One important note on the PISA tests, and other international benchmarks of student learning, is that the United States has never led the globe in student achievement — it has always been about where it is today, sitting around 15th place internationally, yet we have the largest GDP and most productive workforce. This suggests that educational achievement is the only factor in productivity and employment. As Friedman notes, this is partly due to the fact that we once had an economy rich in manufacturing — which required less skill in the workforce. Some believe the preference toward education and skill is overstated though. Harry Holzer and labor economists have shown that there is still, and will continue to be, a significant middle skill job sector in America. What they find is that these middle jobs will require some postsecondary training — in programs that may only be a few weeks or months at venues like community colleges.
Most American workers (about 70 percent currently) do not work in jobs that require a college degree (nor does 70 percent of the population hold the degree). Even as the country becomes more “high tech” and more “new economy” only 40 percent of workers (in the highest of estimates) will need a college degree. The major gap in learning is for workers who will need “some” postsecondary training, but not a degree. Our educational system doesn’t address the educational needs for future non-degree holding workers as well as it does for those continuing to a four year college.

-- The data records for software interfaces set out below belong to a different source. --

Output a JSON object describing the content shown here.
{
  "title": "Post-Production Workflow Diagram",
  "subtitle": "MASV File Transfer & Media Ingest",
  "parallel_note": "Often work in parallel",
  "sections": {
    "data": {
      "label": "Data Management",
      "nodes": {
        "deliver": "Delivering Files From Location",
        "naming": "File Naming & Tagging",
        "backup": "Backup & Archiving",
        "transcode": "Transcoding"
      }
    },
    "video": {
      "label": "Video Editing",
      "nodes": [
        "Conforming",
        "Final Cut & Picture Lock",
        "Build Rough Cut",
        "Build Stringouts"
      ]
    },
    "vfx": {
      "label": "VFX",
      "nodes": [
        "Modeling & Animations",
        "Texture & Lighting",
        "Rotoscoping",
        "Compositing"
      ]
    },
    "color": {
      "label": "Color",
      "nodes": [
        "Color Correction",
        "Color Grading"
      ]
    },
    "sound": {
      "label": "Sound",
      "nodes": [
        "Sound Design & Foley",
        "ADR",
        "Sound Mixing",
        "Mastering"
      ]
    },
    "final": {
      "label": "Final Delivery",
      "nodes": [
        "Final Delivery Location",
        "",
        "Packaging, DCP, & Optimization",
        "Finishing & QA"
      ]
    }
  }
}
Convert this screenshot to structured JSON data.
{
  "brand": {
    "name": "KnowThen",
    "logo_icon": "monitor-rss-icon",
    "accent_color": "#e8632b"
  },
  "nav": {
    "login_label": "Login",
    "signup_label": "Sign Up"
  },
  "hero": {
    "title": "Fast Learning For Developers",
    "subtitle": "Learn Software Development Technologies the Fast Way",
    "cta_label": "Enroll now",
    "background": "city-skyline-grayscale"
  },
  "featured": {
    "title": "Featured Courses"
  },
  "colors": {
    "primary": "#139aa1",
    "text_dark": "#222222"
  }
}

203K jobs is steady (if not grand) improvement in hiring. The Washington Post suggests that this report shows that the government shut down had little effect on the economy and that the Federal Reserve could consider pulling back its bond buying program to support economic recovery. They also suggest that holiday sales will be 3 percent higher than last year – another sign of recovery.
Check out my article at PlannersWeb on jobs for young adults. Titled, “It’s All About Jobs” the article is part of the Across Generations: Young and Old series, which is a year long conversation on planning issues related to young adults and seniors. Jennifer Wallace-Brodeur, of the AARP and fellow Across Generations columnist, reacts to the article.
This post is somewhat belated. The 8th Annual Land Policy Conference was held by the Lincoln Institute of Land Policy in Cambridge, MA in early June, and this year’s topic was Education, Land, and Location.
Eric Hanushek, an educational and urban economist from Stanford, was the keynote speaker where he gave an overview of research that he had conducted for the OECD that identified a economic benefit to the United States of somewhere in the range of $40-50 trillion dollars (in present terms) associated with closing the achievement gap between minority and white students in America.
The rest of the conference was made up of thorough discussions of national and international research on how land policy and education are inter-related. Presenters (and chapters in the upcoming volume) will provide a vast overview on some relatively traditional research topics – including how school quality is capitalized in home values and why people without children in schools still support taxes for education (the answer is that it supports home value and community quality according to William Fischel’s “Home-Voter Hypothesis). The conference papers also covered how newer policies like school choice and residential mobility programs affect individual outcomes in education and the labor market. While there was some disagreement on the topic, choice and mobility might contribute to further inequality – but this could be just a short term effect. There were also great papers on homeschooling, the role of segregation in educational outcomes, and how school choice affects municipal transportation costs.
I was encouraged to see urban economics, urban planning, education policy, and land policy being discussed in nuanced and innovative ways! I learned a lot at the conference and the work of the scholars at the Lincoln Conference has influenced by dissertation.